No matter how you slice it, maxed-out 1440p for under $500 is impressive, even if the RTX 4070 Super pulls ahead as a whole, not entirely unexpected from a GPU costing at least $100 more. Team Red was smart to not market this GPU on its 4K abilities as it’s not consistent or impressive. Games such as F1 23 and Cyberpunk 2077 hovered around the 30fps mark, however, some titles hover around the 60fps mark natively in this resolution like Assassin’s Creed Mirage. 1440p is where this card works best.

AMD Radeon RX 7800 XT synthetic performance

In terms of synthetic performance, the RX 7800 XT does well in our suite of industry-standard tests such as 3DMark with near neck-and-neck performance against the RTX 4070 Super and older RTX 3090 which is impressive. The lead is broadened out in Blender 4.0 as the Nvidia graphics cards race far ahead in the Monster, Junkshop, and Classroom benchmarks. Simply put, if you’re purely in the market for a productivity-first GPU, the 7800 XT won’t be the one for you.

AMD Radeon RX 7800 XT encoding performance

It’s a similar story with the encoding performance through HandBrake’s Tears of Steel 4K benchmark, too. The RX 7800 XT falls short in comparison to its competitors by a considerable margin with about half the scores of its competition. That’s not the case with the HandBrake Tears of Steel demo, however, as the 7800 XT achieved nearly double that of the RTX 4070 Super and RTX 3090. Content creators are going to benefit from fast encoding times whether live streaming or rendering complicated video projects.

Alternatives to the AMD Radeon RX 7800 XT

If you’re thinking of viable alternatives to the RX 7800 XT then you have the choice of going for the slightly cheaper RX 7700 XT ($449) for 1440p gaming if you’re a little more cash-strapped. Alternatively, from Nvidia, you can opt for the RTX 4070 Super which is available for $100 at $599 and offers a little more performance for the extra money.

AMD Radeon RX 7800 XT review with respective performance ratings and prices displayed in a comparison chart.
How the RX 7800 XT compares to all the other graphics cards that we’ve reviewed at PC Guide © BGFG
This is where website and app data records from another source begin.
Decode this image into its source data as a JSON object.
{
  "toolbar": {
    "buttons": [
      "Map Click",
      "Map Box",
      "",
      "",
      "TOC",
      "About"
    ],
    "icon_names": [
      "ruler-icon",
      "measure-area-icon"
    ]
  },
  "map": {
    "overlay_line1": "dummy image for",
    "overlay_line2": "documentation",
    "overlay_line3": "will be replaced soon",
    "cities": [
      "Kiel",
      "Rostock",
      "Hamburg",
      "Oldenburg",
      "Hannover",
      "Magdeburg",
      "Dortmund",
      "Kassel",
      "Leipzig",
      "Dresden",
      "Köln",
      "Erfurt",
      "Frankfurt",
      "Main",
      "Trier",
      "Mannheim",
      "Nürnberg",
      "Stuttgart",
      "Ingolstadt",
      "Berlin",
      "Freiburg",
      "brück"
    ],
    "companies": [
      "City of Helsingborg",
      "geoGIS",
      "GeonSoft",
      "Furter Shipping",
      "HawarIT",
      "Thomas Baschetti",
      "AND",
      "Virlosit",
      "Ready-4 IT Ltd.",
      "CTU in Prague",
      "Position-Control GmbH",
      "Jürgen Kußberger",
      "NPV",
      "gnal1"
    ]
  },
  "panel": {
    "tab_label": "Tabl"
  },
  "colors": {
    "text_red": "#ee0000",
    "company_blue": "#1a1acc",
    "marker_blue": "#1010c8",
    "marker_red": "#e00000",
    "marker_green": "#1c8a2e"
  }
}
Since its launch, the RX 7800 XT has been an incredibly aggressively priced and powerful video card with strong ray tracing prowess compared to the previous generation RX 6800 XT. It goes to show the advancements made by RDNA 3 architecture for higher FPS on your PC. What’s more, considering it’s priced similarly to the RTX 4060 Ti, you can expect superior value and performance here which is not to be understated, even if DLSS 3 does lead ahead of FSR and Fluid Motion Frames right now.

Reasons to Buy
  • You want to game in 1440p
  • You want amazing value for money
  • A large amount of VRAM is a must
Reasons to Avoid
  • You want to game primarily in 4K
  • You want a GPU for productivity tasks

Is the AMD Radeon RX 7800 XT worth it?

The RX 7800 XT leads in terms of 1440p gaming for its price point with 60fps or above natively. For the best performance, you’re going to want to rely on AMD’s Fluid Motion Frames (frame generation) and FSR (AI upscaling). Considering the sub-$500 price point, this mid-range GPU excels.

Aleksha McLoughlin is Hardware and News Editor for PC Guide and she oversees buying guides, reviews, news, and features on site. She was previously Hardware and Affiliates Editor at VideoGamer.